But the system was always precarious. There's a reason most NBA teams look to add elite players, and those teams fortunate enough to have elite players seldom stray from their rigid rotations. It's nearly impossible to maintain such a large rotation over the years, especially in the free agency era. Players gripe over minutes and stats.
Last season's team was fortunate enough to not only have a coach with Karl's dynamic personality and Hall of Fame resume, but a player in Andre Iguodala with that rare ability to change the tenor of any game without needing to dominate the ball. Without Iguodala and Karl to keep things together, both on and off the court, the cracks in Denver's clubhouse began to show immediately under first-year coach Brian Shaw.
Veteran point guard Andre Miller feuded with the coach early in the season, which led to him being suspended and ultimately traded. And Shaw tore into his players in a breathtaking postgame rant in January, questioning their commitment and expressing a desire to cut their pay, per B/R's Sim Risso.
As Risso notes, the coach had little to do except cut minutes:
The ultimate solution, which Shaw finally alluded to, is to take away playing time from those who don't put forth effort. As much as he'd probably like to dock the players' pay, it's not within his power to do so. The one currency he does have, however, is minutes...
But that strategy can eventually lead to even more resentment. These are not end-of-the-bench scrubs, just happy to be hanging on in the NBA. These players expect to play. There is nothing more toxic in the modern NBA than a bunch of players who believe they aren't getting their proper minutes.
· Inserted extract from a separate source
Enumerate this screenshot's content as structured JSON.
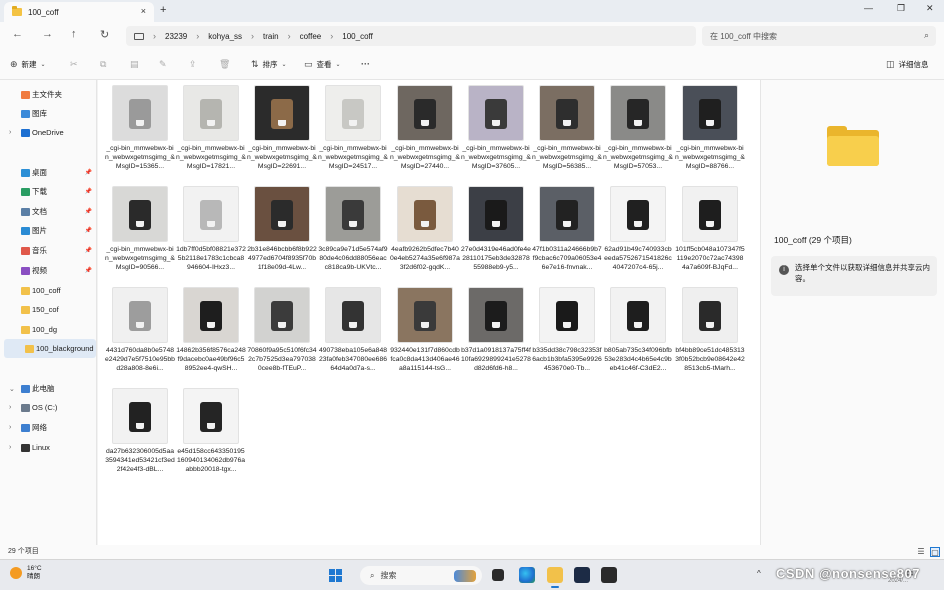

The Nuggets already have more decent players than they know what to do with. Consider the case of promising 23-year-old small forward Jordan Hamilton. He was traded from the dead-in-the-water Nuggets to a Houston Rockets team competing for home-court advantage in the playoffs. And Houston is actually playing him more minutes per game (18.4) than he got in Denver (17.2).
What will happen next season if the team adds more players and continues to struggle? They will be getting a first-round pick—either theirs or New York's—next season: How do they work him into to an already overcrowded rotation? Shooting guard Evan Fournier has shown some promise; how will he get minutes once Robinson and Gallinari come back?
Now that the Denver Nuggets have seemingly peaked, they run a real risk of becoming a rich-man, Western Conference version of the Milwaukee Bucks.
Like Denver, the Bucks rode a series of good-but-not-great rosters to decent regular-season results and first-round exits. But they continued to pile on mediocre veterans until suffering an abject collapse this season. Yes, the Nuggets' roster is much more talented than those old Bucks' rosters; then again, the West is much more talented than the East.
If all of their injured players return to form, the Nuggets might compete for a playoff spot next year; but they won't last long. They are merely treading water...and in the NBA, that is a very dangerous place to be.
*Unless otherwise noted, all statistics courtesy of Basketball-Reference.